Men’s basketball’s offense stalls in loss of Bowling Green

Photo by Steven Echard.

Photo by Steven Echard.

Tim Dorst

Kent State found open looks on the court early and often Wednesday night in Bowling Green, but the shots just weren’t falling and an offensive rhythm never truly formed.

Shooting woes and offensive struggles ultimately led to the Flashes (11-8, 2-3 Mid-American Conference) falling 70-55 to the Falcons (7-11, 2-3 MAC) at the Stroh Center.

Kent State coach Rob Senderoff said the Flashes simply didn’t perform well in any aspect of the game.

“We struggled, especially in the first half,” Senderoff said. “We didn’t rebound well, gave up too many second chance points and turned the ball over too much. We didn’t share the ball the way we needed to. Obviously when you do those things, you’re going to have a tough time, especially on the road.”

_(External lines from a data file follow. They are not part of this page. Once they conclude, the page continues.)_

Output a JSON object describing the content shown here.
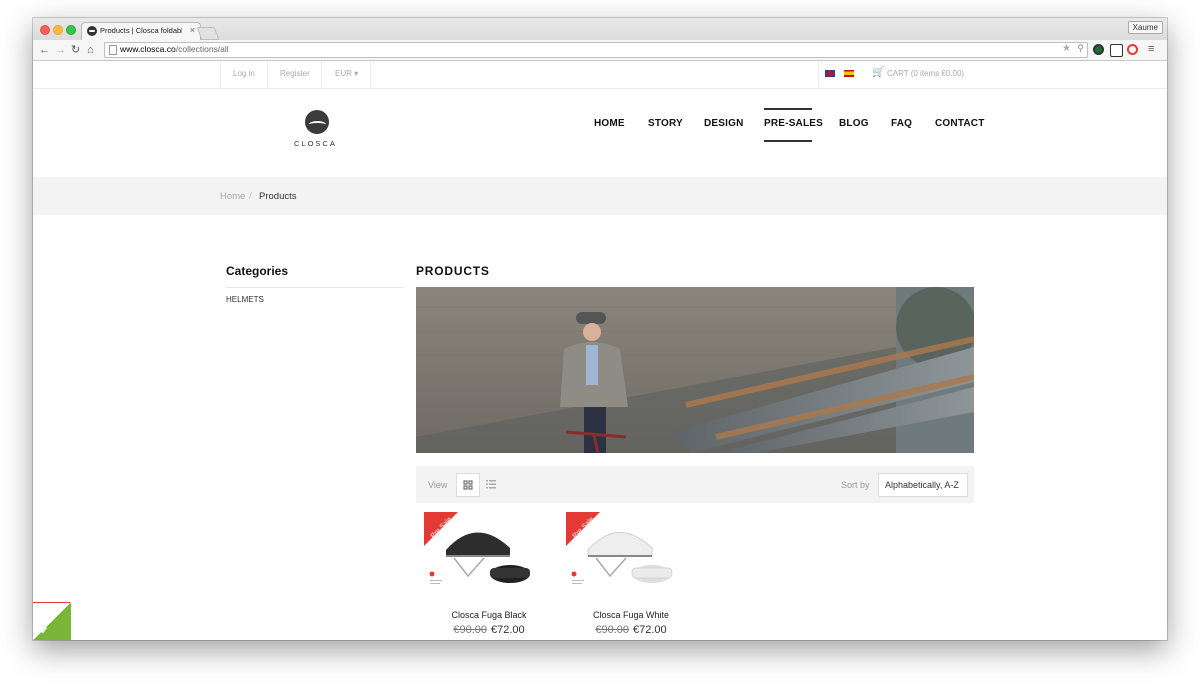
{
  "browser": {
    "tab_title": "Products | Closca foldable",
    "tab_close": "×",
    "user_button": "Xaume",
    "url_host": "www.closca.co",
    "url_path": "/collections/all"
  },
  "topbar": {
    "login": "Log in",
    "register": "Register",
    "currency": "EUR",
    "cart": "CART (0 items €0.00)"
  },
  "header": {
    "logo_text": "CLOSCA",
    "nav": [
      "HOME",
      "STORY",
      "DESIGN",
      "PRE-SALES",
      "BLOG",
      "FAQ",
      "CONTACT"
    ],
    "active_nav": "PRE-SALES"
  },
  "breadcrumb": {
    "home": "Home",
    "separator": "/",
    "current": "Products"
  },
  "sidebar": {
    "title": "Categories",
    "items": [
      "HELMETS"
    ]
  },
  "main": {
    "title": "PRODUCTS",
    "view_label": "View",
    "sort_label": "Sort by",
    "sort_value": "Alphabetically, A-Z",
    "products": [
      {
        "name": "Closca Fuga Black",
        "old_price": "€90.00",
        "price": "€72.00",
        "badge": "Pre Sale",
        "color": "black"
      },
      {
        "name": "Closca Fuga White",
        "old_price": "€90.00",
        "price": "€72.00",
        "badge": "Pre Sale",
        "color": "white"
      }
    ]
  },
  "colors": {
    "accent_red": "#e53935",
    "cart_blue": "#5aa6d8",
    "badge_green": "#7ab53a"
  }
}
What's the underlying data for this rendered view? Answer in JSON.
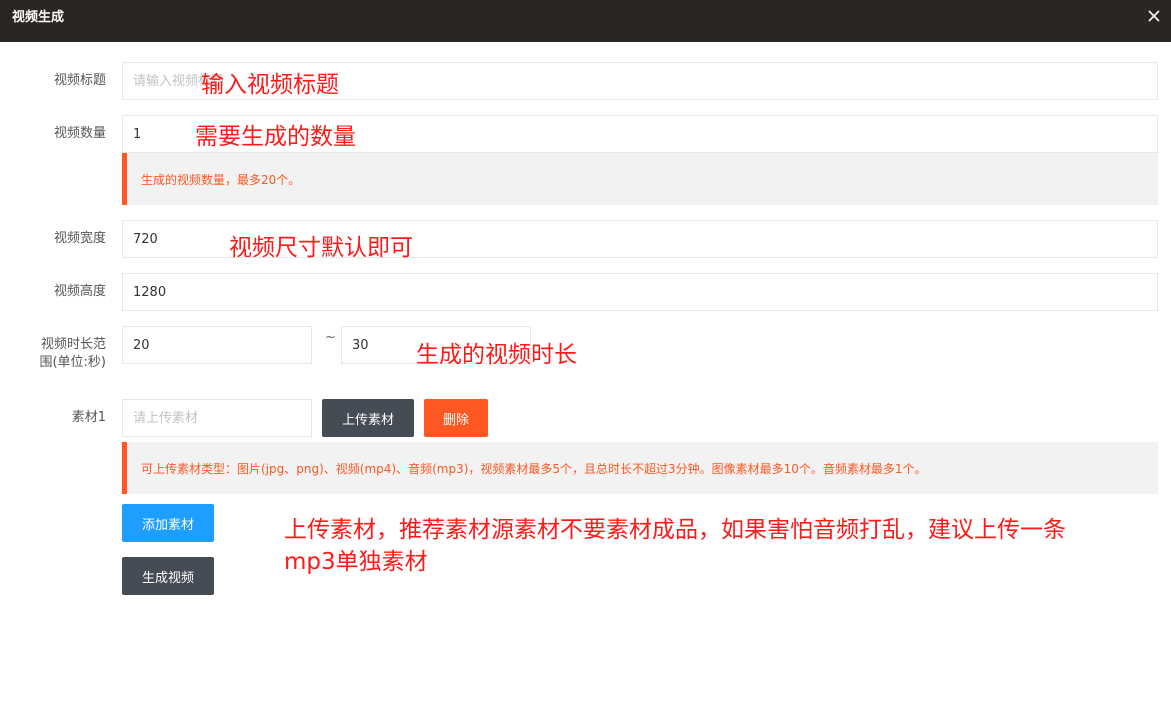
{
  "dialog": {
    "title": "视频生成",
    "close_icon": "close-icon"
  },
  "form": {
    "title_label": "视频标题",
    "title_placeholder": "请输入视频标题",
    "title_value": "",
    "count_label": "视频数量",
    "count_value": "1",
    "count_tip": "生成的视频数量，最多20个。",
    "width_label": "视频宽度",
    "width_value": "720",
    "height_label": "视频高度",
    "height_value": "1280",
    "duration_label": "视频时长范围(单位:秒)",
    "duration_min": "20",
    "duration_separator": "~",
    "duration_max": "30",
    "material_label": "素材1",
    "material_placeholder": "请上传素材",
    "upload_button": "上传素材",
    "delete_button": "删除",
    "material_tip": "可上传素材类型：图片(jpg、png)、视频(mp4)、音频(mp3)，视频素材最多5个，且总时长不超过3分钟。图像素材最多10个。音频素材最多1个。",
    "add_material_button": "添加素材",
    "generate_button": "生成视频"
  },
  "annotations": {
    "title_note": "输入视频标题",
    "count_note": "需要生成的数量",
    "size_note": "视频尺寸默认即可",
    "duration_note": "生成的视频时长",
    "material_note_line1": "上传素材，推荐素材源素材不要素材成品，如果害怕音频打乱，建议上传一条",
    "material_note_line2": "mp3单独素材"
  },
  "colors": {
    "titlebar": "#2b2624",
    "accent_red": "#ff5722",
    "button_dark": "#454c56",
    "button_blue": "#1e9fff",
    "annotation": "#ff1a1a"
  }
}
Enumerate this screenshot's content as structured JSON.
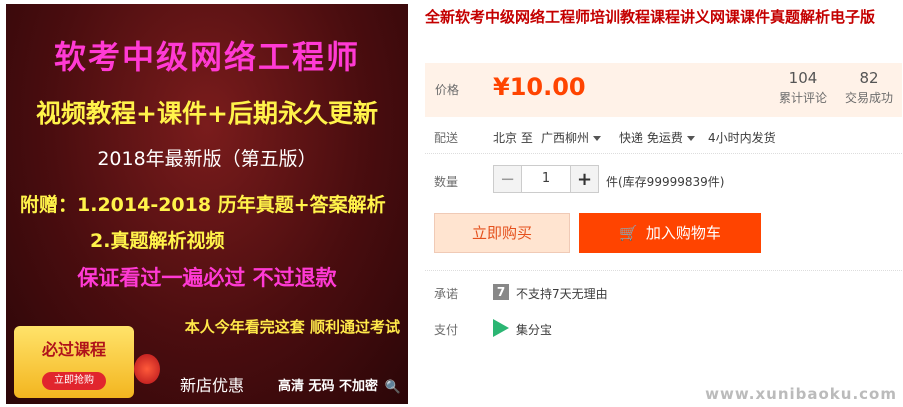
{
  "banner": {
    "title": "软考中级网络工程师",
    "subtitle": "视频教程+课件+后期永久更新",
    "version": "2018年最新版（第五版）",
    "gift_line1": "附赠：1.2014-2018 历年真题+答案解析",
    "gift_line2": "2.真题解析视频",
    "promise": "保证看过一遍必过 不过退款",
    "pass_line": "本人今年看完这套 顺利通过考试",
    "badge_title": "必过课程",
    "badge_button": "立即抢购",
    "new_store": "新店优惠",
    "hd_line": "高清 无码 不加密"
  },
  "product": {
    "title": "全新软考中级网络工程师培训教程课程讲义网课课件真题解析电子版"
  },
  "price": {
    "label": "价格",
    "value": "¥10.00",
    "reviews_count": "104",
    "reviews_label": "累计评论",
    "sales_count": "82",
    "sales_label": "交易成功"
  },
  "shipping": {
    "label": "配送",
    "from": "北京 至",
    "to": "广西柳州",
    "method": "快递 免运费",
    "time": "4小时内发货"
  },
  "quantity": {
    "label": "数量",
    "minus": "−",
    "value": "1",
    "plus": "+",
    "stock": "件(库存99999839件)"
  },
  "actions": {
    "buy_now": "立即购买",
    "add_cart": "加入购物车"
  },
  "promise": {
    "label": "承诺",
    "icon_text": "7",
    "text": "不支持7天无理由"
  },
  "payment": {
    "label": "支付",
    "text": "集分宝"
  },
  "watermark": "www.xunibaoku.com",
  "colors": {
    "accent": "#ff4400",
    "title": "#c40000",
    "price_bg": "#fff2e8"
  }
}
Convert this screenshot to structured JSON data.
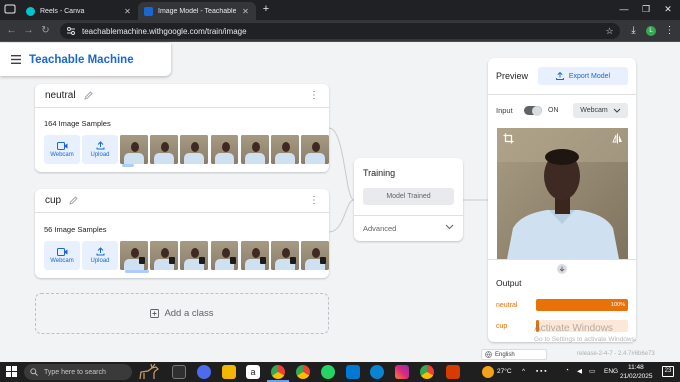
{
  "browser": {
    "tabs": [
      {
        "title": "Reels - Canva",
        "active": false,
        "favicon_color": "#00c4cc"
      },
      {
        "title": "Image Model - Teachable M",
        "active": true,
        "favicon_color": "#1967d2"
      }
    ],
    "new_tab_symbol": "+",
    "url": "teachablemachine.withgoogle.com/train/image",
    "window_controls": [
      "minimize-icon",
      "maximize-icon",
      "close-icon"
    ]
  },
  "app": {
    "brand": "Teachable Machine",
    "classes": [
      {
        "name": "neutral",
        "samples_label": "164 Image Samples",
        "webcam_label": "Webcam",
        "upload_label": "Upload",
        "thumb_count": 7,
        "with_cup": false
      },
      {
        "name": "cup",
        "samples_label": "56 Image Samples",
        "webcam_label": "Webcam",
        "upload_label": "Upload",
        "thumb_count": 7,
        "with_cup": true
      }
    ],
    "add_class_label": "Add a class",
    "training": {
      "title": "Training",
      "button_label": "Model Trained",
      "advanced_label": "Advanced"
    },
    "preview": {
      "title": "Preview",
      "export_label": "Export Model",
      "input_label": "Input",
      "toggle_state": "ON",
      "source_select": "Webcam",
      "output_title": "Output",
      "outputs": [
        {
          "label": "neutral",
          "value": 1.0,
          "display": "100%"
        },
        {
          "label": "cup",
          "value": 0.0,
          "display": ""
        }
      ]
    },
    "watermark": {
      "title": "Activate Windows",
      "subtitle": "Go to Settings to activate Windows."
    },
    "language_select": "English",
    "version_text": "release-2-4-7 - 2.4.7#6b6e73"
  },
  "taskbar": {
    "search_placeholder": "Type here to search",
    "weather": "27°C",
    "language": "ENG",
    "time": "11:48",
    "date": "21/02/2025",
    "notification_count": "23"
  },
  "colors": {
    "accent": "#1967d2",
    "output": "#e8710a",
    "light_blue": "#e8f0fe"
  }
}
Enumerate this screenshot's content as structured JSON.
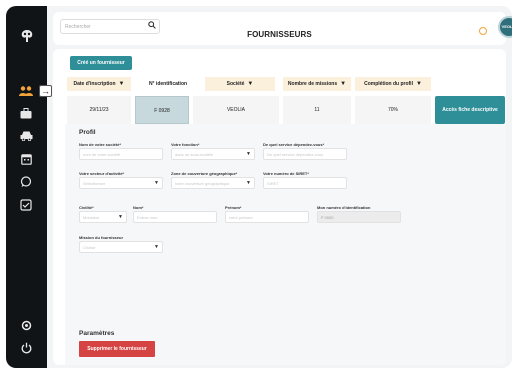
{
  "sidebar": {
    "icons": [
      {
        "name": "tree-logo-icon"
      },
      {
        "name": "users-icon"
      },
      {
        "name": "briefcase-icon"
      },
      {
        "name": "car-icon"
      },
      {
        "name": "calendar-icon"
      },
      {
        "name": "chat-icon"
      },
      {
        "name": "checklist-icon"
      },
      {
        "name": "settings-icon"
      },
      {
        "name": "power-icon"
      }
    ],
    "accent": "#f2a33a"
  },
  "topbar": {
    "search_placeholder": "Rechercher",
    "title": "FOURNISSEURS",
    "avatar_text": "VEOLIA"
  },
  "toolbar": {
    "create_label": "Créé un fournisseur"
  },
  "table": {
    "headers": [
      "Date d'inscription",
      "N° identification",
      "Société",
      "Nombre de missions",
      "Complétion du profil"
    ],
    "row": {
      "date": "29/11/23",
      "id": "F 0928",
      "company": "VEOLIA",
      "missions": "11",
      "completion": "70%"
    },
    "action_label": "Accès fiche descriptive"
  },
  "profile": {
    "title": "Profil",
    "fields": {
      "company_name": {
        "label": "Nom de votre société*",
        "placeholder": "nom de votre société"
      },
      "role": {
        "label": "Votre fonction*",
        "placeholder": "dans un sous-modèle"
      },
      "department": {
        "label": "De quel service dépendez-vous*",
        "placeholder": "De quel service dépendez-vous"
      },
      "sector": {
        "label": "Votre secteur d'activité*",
        "placeholder": "Sélectionner"
      },
      "zone": {
        "label": "Zone de couverture géographique*",
        "placeholder": "votre couverture géographique"
      },
      "siret": {
        "label": "Votre numéro de SIRET*",
        "placeholder": "SIRET"
      },
      "civility": {
        "label": "Civilité*",
        "placeholder": "Monsieur"
      },
      "last_name": {
        "label": "Nom*",
        "placeholder": "Entrez nom"
      },
      "first_name": {
        "label": "Prénom*",
        "placeholder": "votre prénom"
      },
      "ident_number": {
        "label": "Mon numéro d'identification",
        "value": "F 0920"
      },
      "mission": {
        "label": "Mission du fournisseur",
        "placeholder": "Choisir"
      }
    }
  },
  "params": {
    "title": "Paramètres",
    "delete_label": "Supprimer le fournisseur"
  },
  "colors": {
    "primary": "#2f8f98",
    "danger": "#d64343",
    "header_bg": "#fbf0dc"
  }
}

Kent State didn’t bounce back well from its tough home loss to Akron last Saturday, but Senderoff said he doesn’t feel that Wednesday’s loss to Bowling Green was the result of any sort of hangover from the loss to the Zips.

“It’s possible, but I wouldn’t expect it to,” Senderoff said. “To me, that’s not an excuse for the way we played tonight.”

The Flashes shot just 36 percent for the game and went 3-for-17 from 3-point range, an area that is usually a strong point for the team. It took the Flashes until the second half to hit their first three after going 0-for-8 throughout the first half.

Bowling Green withstood a few runs by Kent State in the second half and maintained a steady attack for most of the game. An outstanding performance by sophomore forward Chauncey Orr, who scored a career-high 18 points to lead all scorers, helped the Falcons keep a relatively safe distance from the Flashes on the scoreboard.

“(Orr) played very well,” Senderoff said. “He made his open shots, and he just played at a really high level.”

Falcons senior guard Jordon Crawford also made his mark on the game not just by scoring, but also by facilitating the offense for Bowling Green and finding his teammates for open shots on more than one occasion.

“He’s one of the better point guards in our league,” Senderoff said. “He certainly had a big effect on the game. He played really well.”

Crawford finished the game with 12 points and added six assists and a game-high four steals.

With the game tied at eight early in the first half, the Falcons put together a quick 8-0 run that included 3-pointers by Orr and sophomore guard Anthony Henderson to secure an eight-point lead about midway through the half. Bowling Green increased its lead with the help of a couple of steals by Crawford and a 9-0 run to close out the half with a 35-22 advantage.

The Flashes came out of the locker room firing and cut the deficit back down to eight following two 3-pointers by senior guard Randal Holt and an alley-oop dunk by senior forward Chris Evans. Holt and Evans were the only two Kent State players to score in double figures with 17 and 13 points, respectively.

Holt’s shooting in the second half helped narrow the gap slightly, and Kent State made it 47-40 with 13:47 left in regulation. Unfortunately for the Flashes, that was as close as they got for the rest of the night.

Senderoff said the Flashes had chances to cut into the deficit, but they didn’t execute enough when they had to and lost their momentum.

“We would turn it over or wouldn’t get a rebound.” Senderoff said. “Anytime those things happen, they’re sort of back-breaking plays. But when you have chances like that and then you turn it over and the other teams scores, those kind of things are deflating for your team for sure.”

Things don’t get any easier for the Flashes with MAC East Division leader Ohio (14-5, 5-0 MAC) coming into the M.A.C. Center Saturday. Senderoff said the Flashes will have to play much better than they did Wednesday if they want to compete.

“Ohio is very good, still one of the top teams in our league.” Senderoff said. “They’re coming off a Sweet Sixteen appearance last season. We’re going to have to play a lot better and compete a lot harder than we did tonight.”

Contact Tim Dorst at [email protected].